Friday, December 1, 2017

homosexual blowback

Every now and then something will yank my ingrained chain and I will marvel at the ignorance I had consumed and digested and to some extent remained wedded to. And so it was this morning when I read the local paper and saw that the state's Senate president was in hot water because his "husband" had used the relationship to hit on various political staff members.
BOSTON — The Democratic leader of the Massachusetts Senate said Thursday he supports an independent investigation into allegations that his husband sexually assaulted and harassed several men, including some with business before the Legislature. 
Senate President Stan Rosenberg, in a statement, also promised to recuse himself from any matters related to the investigation or the allegations reported by The Boston Globe.
The newspaper said it spoke with four men who said Rosenberg’s husband, Bryon Hefner, sexually assaulted and harassed them over the past few years. Three of the men told the Globe that Hefner grabbed their genitals and one said Hefner kissed him against his will.
[Daily Hampshire Gazette]
"Husband?" I had been unaware that Stanley Rosenberg was gay -- let alone openly gay. So much for my keeping up with the news. So much for being any closer to figuring out how homosexual couples determine who is "husband" and who is "wife," a small matter I have always wondered about.

And reading the story took me back in time to a bar in Berlin where a band played Dixieland and I had a stammtisch or regular table. I was sitting there some 50-plus years ago when a guy I knew vaguely from the top-secret army unit we both worked for pulled up a chair. He was a nice-looking guy whose name I've forgotten. I assumed was letting off army steam, as I was, by consuming beer.  As we chatted aimlessly about this and that, it came home to me that he was drunker than I was, an assessment I had confirmed when suddenly he blurted out that he was homosexual and scared shitless about it. I was aware that the admission might in fact might be an invitation (I had grown up in Greenwich Village in New York where homosexuality was part of the tableau), but the anguish on his face was compelling. Homosexuality, in our unit, was a distinct no-no: There was too much potential for being outed and giving away the secrets our unit strove to keep secret. Anyone admitting he was gay risked being sent to a punishment post ... counting snowflakes in Alaska or some such. Not ratting out a homosexual likewise risked some punishment, so I was immediately on guard.
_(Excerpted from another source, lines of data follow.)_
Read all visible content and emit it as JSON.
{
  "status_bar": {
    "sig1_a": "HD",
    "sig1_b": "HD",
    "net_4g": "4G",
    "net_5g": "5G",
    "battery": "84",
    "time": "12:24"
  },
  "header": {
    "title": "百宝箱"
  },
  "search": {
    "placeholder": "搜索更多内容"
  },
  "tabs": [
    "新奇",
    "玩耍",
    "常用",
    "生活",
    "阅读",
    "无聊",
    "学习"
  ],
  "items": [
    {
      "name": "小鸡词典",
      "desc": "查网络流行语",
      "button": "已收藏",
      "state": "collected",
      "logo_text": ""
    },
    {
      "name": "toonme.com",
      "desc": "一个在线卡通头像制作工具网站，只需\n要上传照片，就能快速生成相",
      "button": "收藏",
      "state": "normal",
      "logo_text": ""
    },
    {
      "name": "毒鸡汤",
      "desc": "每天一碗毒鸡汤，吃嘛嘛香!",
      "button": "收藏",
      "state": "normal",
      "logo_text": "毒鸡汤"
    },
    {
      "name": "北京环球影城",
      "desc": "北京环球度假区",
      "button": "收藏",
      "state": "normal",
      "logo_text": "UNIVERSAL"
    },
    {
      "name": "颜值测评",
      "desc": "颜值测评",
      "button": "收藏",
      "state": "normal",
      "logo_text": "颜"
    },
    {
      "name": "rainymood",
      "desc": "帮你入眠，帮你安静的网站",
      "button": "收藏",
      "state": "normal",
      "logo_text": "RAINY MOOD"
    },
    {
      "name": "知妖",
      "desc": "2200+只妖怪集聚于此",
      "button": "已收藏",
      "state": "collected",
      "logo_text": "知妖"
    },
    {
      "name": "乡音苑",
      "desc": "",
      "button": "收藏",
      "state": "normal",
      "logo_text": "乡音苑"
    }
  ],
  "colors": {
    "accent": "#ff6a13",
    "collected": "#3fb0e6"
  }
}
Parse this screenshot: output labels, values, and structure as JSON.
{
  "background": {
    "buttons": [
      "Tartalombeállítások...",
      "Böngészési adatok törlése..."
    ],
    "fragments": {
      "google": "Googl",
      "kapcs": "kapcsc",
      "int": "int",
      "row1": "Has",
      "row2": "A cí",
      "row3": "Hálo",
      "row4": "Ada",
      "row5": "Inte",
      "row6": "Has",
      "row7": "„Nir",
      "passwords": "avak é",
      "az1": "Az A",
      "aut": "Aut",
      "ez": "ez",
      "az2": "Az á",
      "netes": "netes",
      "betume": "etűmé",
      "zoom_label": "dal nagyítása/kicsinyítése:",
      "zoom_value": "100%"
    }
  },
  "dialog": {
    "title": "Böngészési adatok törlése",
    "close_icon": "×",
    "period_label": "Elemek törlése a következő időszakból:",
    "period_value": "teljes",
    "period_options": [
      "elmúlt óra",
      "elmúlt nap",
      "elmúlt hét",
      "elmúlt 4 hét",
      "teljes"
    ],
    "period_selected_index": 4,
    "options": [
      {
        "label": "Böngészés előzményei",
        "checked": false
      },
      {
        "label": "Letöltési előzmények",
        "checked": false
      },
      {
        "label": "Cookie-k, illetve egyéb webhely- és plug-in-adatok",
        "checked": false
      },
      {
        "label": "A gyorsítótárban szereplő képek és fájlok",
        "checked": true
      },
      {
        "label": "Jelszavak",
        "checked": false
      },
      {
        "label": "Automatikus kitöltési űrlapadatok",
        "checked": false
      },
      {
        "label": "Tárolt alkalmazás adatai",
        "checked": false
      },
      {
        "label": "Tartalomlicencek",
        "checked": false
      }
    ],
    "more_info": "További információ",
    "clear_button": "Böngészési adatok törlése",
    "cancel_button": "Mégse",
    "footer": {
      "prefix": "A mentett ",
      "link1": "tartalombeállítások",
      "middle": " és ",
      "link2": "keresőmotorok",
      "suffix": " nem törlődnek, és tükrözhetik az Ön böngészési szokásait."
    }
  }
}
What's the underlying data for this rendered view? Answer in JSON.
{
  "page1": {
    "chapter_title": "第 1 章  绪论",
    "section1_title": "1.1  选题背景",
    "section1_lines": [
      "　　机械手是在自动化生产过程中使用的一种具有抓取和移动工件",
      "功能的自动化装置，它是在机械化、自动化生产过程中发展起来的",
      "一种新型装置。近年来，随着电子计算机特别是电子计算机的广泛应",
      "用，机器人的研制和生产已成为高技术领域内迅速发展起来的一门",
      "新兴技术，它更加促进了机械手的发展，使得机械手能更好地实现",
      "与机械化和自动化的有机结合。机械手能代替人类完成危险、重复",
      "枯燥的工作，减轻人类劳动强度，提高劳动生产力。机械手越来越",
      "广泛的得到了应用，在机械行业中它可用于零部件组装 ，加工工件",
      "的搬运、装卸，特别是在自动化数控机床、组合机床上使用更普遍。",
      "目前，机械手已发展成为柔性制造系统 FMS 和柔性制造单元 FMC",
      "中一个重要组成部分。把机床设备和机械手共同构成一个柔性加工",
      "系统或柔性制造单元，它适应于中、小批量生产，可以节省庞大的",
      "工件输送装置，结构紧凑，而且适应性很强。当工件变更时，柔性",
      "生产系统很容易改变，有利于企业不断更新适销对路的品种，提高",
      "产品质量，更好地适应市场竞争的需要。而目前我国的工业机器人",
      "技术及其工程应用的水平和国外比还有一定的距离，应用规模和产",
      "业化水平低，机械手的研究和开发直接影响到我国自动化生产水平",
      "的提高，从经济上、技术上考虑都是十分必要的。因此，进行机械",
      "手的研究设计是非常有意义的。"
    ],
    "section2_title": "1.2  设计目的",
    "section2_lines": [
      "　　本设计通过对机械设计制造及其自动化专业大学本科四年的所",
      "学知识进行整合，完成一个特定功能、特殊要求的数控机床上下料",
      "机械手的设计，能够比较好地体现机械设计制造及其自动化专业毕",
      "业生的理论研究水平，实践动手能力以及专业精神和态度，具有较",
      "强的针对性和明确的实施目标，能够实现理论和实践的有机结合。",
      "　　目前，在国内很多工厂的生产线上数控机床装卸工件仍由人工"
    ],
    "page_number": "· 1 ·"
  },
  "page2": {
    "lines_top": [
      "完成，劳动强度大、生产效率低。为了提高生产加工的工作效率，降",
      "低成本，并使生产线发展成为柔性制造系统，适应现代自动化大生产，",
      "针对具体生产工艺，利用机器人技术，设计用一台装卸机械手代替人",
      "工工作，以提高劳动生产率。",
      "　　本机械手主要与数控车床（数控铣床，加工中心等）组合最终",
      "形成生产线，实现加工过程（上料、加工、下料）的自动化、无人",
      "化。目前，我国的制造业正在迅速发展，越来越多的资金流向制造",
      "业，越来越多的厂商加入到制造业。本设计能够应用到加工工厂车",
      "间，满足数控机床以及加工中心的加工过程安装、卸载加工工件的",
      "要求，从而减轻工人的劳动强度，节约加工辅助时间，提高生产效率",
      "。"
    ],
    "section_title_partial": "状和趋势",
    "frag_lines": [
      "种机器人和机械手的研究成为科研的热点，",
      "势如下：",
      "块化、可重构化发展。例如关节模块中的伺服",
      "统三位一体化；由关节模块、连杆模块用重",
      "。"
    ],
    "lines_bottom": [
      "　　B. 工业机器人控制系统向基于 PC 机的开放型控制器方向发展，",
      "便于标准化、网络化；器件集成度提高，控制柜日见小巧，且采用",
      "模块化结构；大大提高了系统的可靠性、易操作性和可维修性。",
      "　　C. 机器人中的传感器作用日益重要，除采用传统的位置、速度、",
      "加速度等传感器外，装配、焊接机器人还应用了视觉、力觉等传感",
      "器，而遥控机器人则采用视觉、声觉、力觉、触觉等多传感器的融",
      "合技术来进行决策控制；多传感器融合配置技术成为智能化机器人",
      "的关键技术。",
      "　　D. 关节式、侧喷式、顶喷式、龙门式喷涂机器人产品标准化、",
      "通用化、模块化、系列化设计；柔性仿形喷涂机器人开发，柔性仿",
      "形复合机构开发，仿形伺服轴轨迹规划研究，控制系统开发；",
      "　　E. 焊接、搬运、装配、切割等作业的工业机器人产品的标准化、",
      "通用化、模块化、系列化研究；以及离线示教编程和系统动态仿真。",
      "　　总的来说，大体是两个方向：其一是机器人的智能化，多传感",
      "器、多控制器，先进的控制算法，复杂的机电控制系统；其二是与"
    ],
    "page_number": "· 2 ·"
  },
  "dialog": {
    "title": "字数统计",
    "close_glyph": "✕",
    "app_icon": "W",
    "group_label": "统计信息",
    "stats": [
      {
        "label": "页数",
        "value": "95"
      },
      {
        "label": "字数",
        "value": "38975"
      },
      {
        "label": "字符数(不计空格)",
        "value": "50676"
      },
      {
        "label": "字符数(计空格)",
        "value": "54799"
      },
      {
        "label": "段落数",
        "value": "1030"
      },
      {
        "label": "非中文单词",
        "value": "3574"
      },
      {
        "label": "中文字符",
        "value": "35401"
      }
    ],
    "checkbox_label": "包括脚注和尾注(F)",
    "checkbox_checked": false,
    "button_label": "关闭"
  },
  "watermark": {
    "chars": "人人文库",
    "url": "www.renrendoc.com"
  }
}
I grew up in a world where homosexuality was aberrant. Men went with women. Women went with men. That was the social norm. I couldn't imagine choosing a male partner over a female one, but that was just my enduring bias. Anyway, the information I was being given was ... off the social rails. But it was the look on his face .... It was as if he had been carrying a painful tumor and simply had to get it off his chest. I determined then and there never to mention what he had told me, whether it was a camouflaged pass or not. The pain on his face was too great ... like being forever an outsider because you had five fingers on one hand. The judgment was horrific and cruel and intrusive and totally fubar ... fucked-up-beyond-all-recognition. Why would I want to do that to anyone? I was jolted.

And yet I was jolted today as well to feel the old up-bringing floating to the surface. "Husband?" How wonderful that I have been left behind, left in the dust. Having passed through a time when homosexuality was out of bounds both legally and morally -- and not my taste in any event -- I had come into an era where gay and straight simply flowed into society and was subject to the same manipulations and wonderment that any relationship might evince.

Time passes and things change -- sometimes actually for the better. But it is hard to think that I might ever have bought into something less than equality ... in love or anything else.

Oh well, live and (possibly) learn.

1 comment:

  1. They likely call each other husband. It's curious that we use breeding terms for spousal arrangements.